145th anniversary of Istanbul tram in exhibition The Kadıköy-Moda line had 20 cars, starting on July 29, 1934, and stayed in service till 1966 when the line was canceled.
Bringing developments in transportation, industry and communication history to people that visit its large collections, the Rahmi M. Koç Museum in Istanbul invites everyone to see the horse car on its 145th anniversary
A group of people gathered around a vehicle that they hadn't been seen in Istanbul for 145 years. It would be easier for everyone to go to Bosporus neighborhoods where traveling took much longer due the opportunities and conditions of the period. "The horse car," the opening of which was held on the Azapkapı-Ortaköy route, is waiting for its lovers at the Rahmi M. Koç Museum.
After the birth of mechanized industry with steam-machines in the 18th and 19th centuries, the accumulation of capital in Europe caused the Industrial Revolution. The biggest symbol of the Industrial Revolution was steam trains, and horse cars, which were the supreme public transportation vehicles.
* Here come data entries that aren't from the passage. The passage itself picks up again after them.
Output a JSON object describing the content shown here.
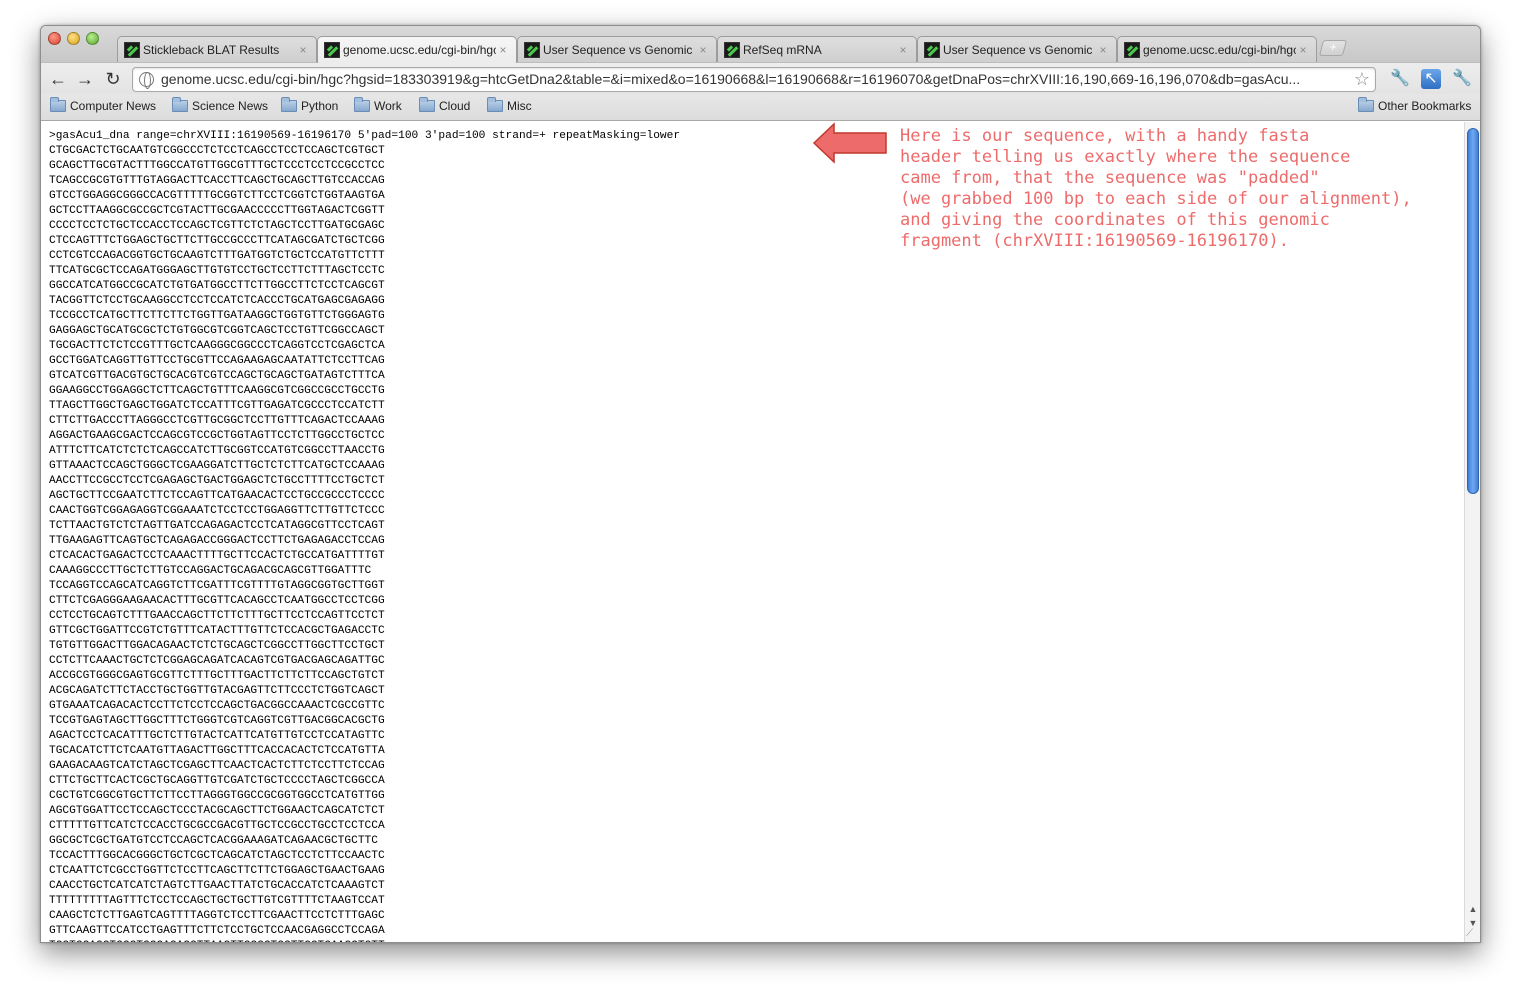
{
  "tabs": [
    {
      "title": "Stickleback BLAT Results",
      "active": false
    },
    {
      "title": "genome.ucsc.edu/cgi-bin/hgc",
      "active": true
    },
    {
      "title": "User Sequence vs Genomic",
      "active": false
    },
    {
      "title": "RefSeq mRNA",
      "active": false
    },
    {
      "title": "User Sequence vs Genomic",
      "active": false
    },
    {
      "title": "genome.ucsc.edu/cgi-bin/hgc",
      "active": false
    }
  ],
  "tab_close_glyph": "×",
  "new_tab_glyph": "+",
  "toolbar": {
    "back": "←",
    "forward": "→",
    "reload": "↻",
    "url": "genome.ucsc.edu/cgi-bin/hgc?hgsid=183303919&g=htcGetDna2&table=&i=mixed&o=16190668&l=16190668&r=16196070&getDnaPos=chrXVIII:16,190,669-16,196,070&db=gasAcu...",
    "star": "☆",
    "page_icon": "🔧",
    "ext_icon": "↖",
    "wrench_icon": "🔧"
  },
  "bookmarks": [
    "Computer News",
    "Science News",
    "Python",
    "Work",
    "Cloud",
    "Misc"
  ],
  "other_bookmarks": "Other Bookmarks",
  "fasta_header": ">gasAcu1_dna range=chrXVIII:16190569-16196170 5'pad=100 3'pad=100 strand=+ repeatMasking=lower",
  "sequence_lines": [
    "CTGCGACTCTGCAATGTCGGCCCTCTCCTCAGCCTCCTCCAGCTCGTGCT",
    "GCAGCTTGCGTACTTTGGCCATGTTGGCGTTTGCTCCCTCCTCCGCCTCC",
    "TCAGCCGCGTGTTTGTAGGACTTCACCTTCAGCTGCAGCTTGTCCACCAG",
    "GTCCTGGAGGCGGGCCACGTTTTTGCGGTCTTCCTCGGTCTGGTAAGTGA",
    "GCTCCTTAAGGCGCCGCTCGTACTTGCGAACCCCCTTGGTAGACTCGGTT",
    "CCCCTCCTCTGCTCCACCTCCAGCTCGTTCTCTAGCTCCTTGATGCGAGC",
    "CTCCAGTTTCTGGAGCTGCTTCTTGCCGCCCTTCATAGCGATCTGCTCGG",
    "CCTCGTCCAGACGGTGCTGCAAGTCTTTGATGGTCTGCTCCATGTTCTTT",
    "TTCATGCGCTCCAGATGGGAGCTTGTGTCCTGCTCCTTCTTTAGCTCCTC",
    "GGCCATCATGGCCGCATCTGTGATGGCCTTCTTGGCCTTCTCCTCAGCGT",
    "TACGGTTCTCCTGCAAGGCCTCCTCCATCTCACCCTGCATGAGCGAGAGG",
    "TCCGCCTCATGCTTCTTCTTCTGGTTGATAAGGCTGGTGTTCTGGGAGTG",
    "GAGGAGCTGCATGCGCTCTGTGGCGTCGGTCAGCTCCTGTTCGGCCAGCT",
    "TGCGACTTCTCTCCGTTTGCTCAAGGGCGGCCCTCAGGTCCTCGAGCTCA",
    "GCCTGGATCAGGTTGTTCCTGCGTTCCAGAAGAGCAATATTCTCCTTCAG",
    "GTCATCGTTGACGTGCTGCACGTCGTCCAGCTGCAGCTGATAGTCTTTCA",
    "GGAAGGCCTGGAGGCTCTTCAGCTGTTTCAAGGCGTCGGCCGCCTGCCTG",
    "TTAGCTTGGCTGAGCTGGATCTCCATTTCGTTGAGATCGCCCTCCATCTT",
    "CTTCTTGACCCTTAGGGCCTCGTTGCGGCTCCTTGTTTCAGACTCCAAAG",
    "AGGACTGAAGCGACTCCAGCGTCCGCTGGTAGTTCCTCTTGGCCTGCTCC",
    "ATTTCTTCATCTCTCTCAGCCATCTTGCGGTCCATGTCGGCCTTAACCTG",
    "GTTAAACTCCAGCTGGGCTCGAAGGATCTTGCTCTCTTCATGCTCCAAAG",
    "AACCTTCCGCCTCCTCGAGAGCTGACTGGAGCTCTGCCTTTTCCTGCTCT",
    "AGCTGCTTCCGAATCTTCTCCAGTTCATGAACACTCCTGCCGCCCTCCCC",
    "CAACTGGTCGGAGAGGTCGGAAATCTCCTCCTGGAGGTTCTTGTTCTCCC",
    "TCTTAACTGTCTCTAGTTGATCCAGAGACTCCTCATAGGCGTTCCTCAGT",
    "TTGAAGAGTTCAGTGCTCAGAGACCGGGACTCCTTCTGAGAGACCTCCAG",
    "CTCACACTGAGACTCCTCAAACTTTTGCTTCCACTCTGCCATGATTTTGT",
    "CAAAGGCCCTTGCTCTTGTCCAGGACTGCAGACGCAGCGTTGGATTTC",
    "TCCAGGTCCAGCATCAGGTCTTCGATTTCGTTTTGTAGGCGGTGCTTGGT",
    "CTTCTCGAGGGAAGAACACTTTGCGTTCACAGCCTCAATGGCCTCCTCGG",
    "CCTCCTGCAGTCTTTGAACCAGCTTCTTCTTTGCTTCCTCCAGTTCCTCT",
    "GTTCGCTGGATTCCGTCTGTTTCATACTTTGTTCTCCACGCTGAGACCTC",
    "TGTGTTGGACTTGGACAGAACTCTCTGCAGCTCGGCCTTGGCTTCCTGCT",
    "CCTCTTCAAACTGCTCTCGGAGCAGATCACAGTCGTGACGAGCAGATTGC",
    "ACCGCGTGGGCGAGTGCGTTCTTTGCTTTGACTTCTTCTTCCAGCTGTCT",
    "ACGCAGATCTTCTACCTGCTGGTTGTACGAGTTCTTCCCTCTGGTCAGCT",
    "GTGAAATCAGACACTCCTTCTCCTCCAGCTGACGGCCAAACTCGCCGTTC",
    "TCCGTGAGTAGCTTGGCTTTCTGGGTCGTCAGGTCGTTGACGGCACGCTG",
    "AGACTCCTCACATTTGCTCTTGTACTCATTCATGTTGTCCTCCATAGTTC",
    "TGCACATCTTCTCAATGTTAGACTTGGCTTTCACCACACTCTCCATGTTA",
    "GAAGACAAGTCATCTAGCTCGAGCTTCAACTCACTCTTCTCCTTCTCCAG",
    "CTTCTGCTTCACTCGCTGCAGGTTGTCGATCTGCTCCCCTAGCTCGGCCA",
    "CGCTGTCGGCGTGCTTCTTCCTTAGGGTGGCCGCGGTGGCCTCATGTTGG",
    "AGCGTGGATTCCTCCAGCTCCCTACGCAGCTTCTGGAACTCAGCATCTCT",
    "CTTTTTGTTCATCTCCACCTGCGCCGACGTTGCTCCGCCTGCCTCCTCCA",
    "GGCGCTCGCTGATGTCCTCCAGCTCACGGAAAGATCAGAACGCTGCTTC",
    "TCCACTTTGGCACGGGCTGCTCGCTCAGCATCTAGCTCCTCTTCCAACTC",
    "CTCAATTCTCGCCTGGTTCTCCTTCAGCTTCTTCTGGAGCTGAACTGAAG",
    "CAACCTGCTCATCATCTAGTCTTGAACTTATCTGCACCATCTCAAAGTCT",
    "TTTTTTTTTAGTTTCTCCTCCAGCTGCTGCTTGTCGTTTTCTAAGTCCAT",
    "CAAGCTCTCTTGAGTCAGTTTTAGGTCTCCTTCGAACTTCCTCTTTGAGC",
    "GTTCAAGTTCCATCCTGAGTTTCTTCTCCTGCTCCAACGAGGCCTCCAGA",
    "TCGTCCAGGTCGCTGCCAGAGCTTAAGTTGCCCTCCTTGGTCAAGCTCTT"
  ],
  "annotation": "Here is our sequence, with a handy fasta\nheader telling us exactly where the sequence\ncame from, that the sequence was \"padded\"\n(we grabbed 100 bp to each side of our alignment),\nand giving the coordinates of this genomic\nfragment (chrXVIII:16190569-16196170).",
  "colors": {
    "annotation": "#ee6b6b",
    "arrow_fill": "#ee6b6b",
    "arrow_stroke": "#c0392b",
    "scroll_thumb": "#4a86d8"
  }
}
Horse cars were inspired by vehicles used for carrying coal in the mines of England and were first used in New York in 1832, and horse car companies became common in Paris, London, Vienna and Sofia. They were brought for Istanbulites by Sir Constantine Karapano on Sept. 3, 1872. The horse car displayed in the museum served the Beşiktaş-Karaköy line. It is exhibited in its original state of the Ottoman Period.
The rail transportation collection of the museum is exhibited in two different sections. Ottoman Sultan Abdulaziz's Royal Carriage, railroad vehicles, including the Kadıköy-Moda tram, other trams and locomotive models and various photographs of railroads along with ephemeras can be seen by visitors.
The Kadıköy-Moda line had 20 cars, starting on July 29, 1934, and stayed in service till 1966 when the line was canceled. The tram is given to the museum by IETT (Istanbul Electric Tramway and Tunnel Establishments) periodically.
Tunnel carriage and its machine
The tunnel, which is a short and steep subway between the Galata district and İstiklal Street, is the second oldest subway after the metros of London and New York. It came into service on Jan. 17, 1975. This passenger carriage was produced by Schnieder Creusot Iron Steel Works Company in France in 1873. The carriage was connected to a twin-cylinder steam machine by moving bi-directionally with metal belts. It is also given to the museum by the IETT periodically.
The Royal Carriage of Sultan Abdülaziz
Having been produced in Birmingham, England, this carriage was presented to Sultan Abdülaziz by the English company that constructed the first railroad in Turkey. It was used on the Europe journey where he held meetings with French Emperor Napoleon III, Queen Victoria of England, the Belgium King, the King of Prussia and lastly the Austria Hungary Emperor.
G10 Locomotive and its tender
The first G10 locomotive started to be used in 1910, and its production continued till 1925. Known as the G10 and BR57 when they served in Germany, 49 of the locomotives were brought to Turkey. Produced by the Borsig Company in 1912-1913, the locomotive, which served for many years, is on display in the museum.
The Rahmi M. Koç Museum is the only industry museum that reflects developments in transportation, industry and communication history in Turkey. Presenting culture and entertainment with training and workshops for children and with its collection consisting of more than 14,000 objects, the museum presents opportunities such as a submarine journey to a nostalgic train tour. The museum can be visited from 10.00 a.m. until 5.00 p.m. on weekdays excluding Monday. It is open from 10.00 a.m. and 6.00 p.m. (Oct.1 until March 31), from 10.00 a.m. until 07.00 p.m. (April 1 to Sept. 30) on weekends and on public holidays.
Source: Daily Sabah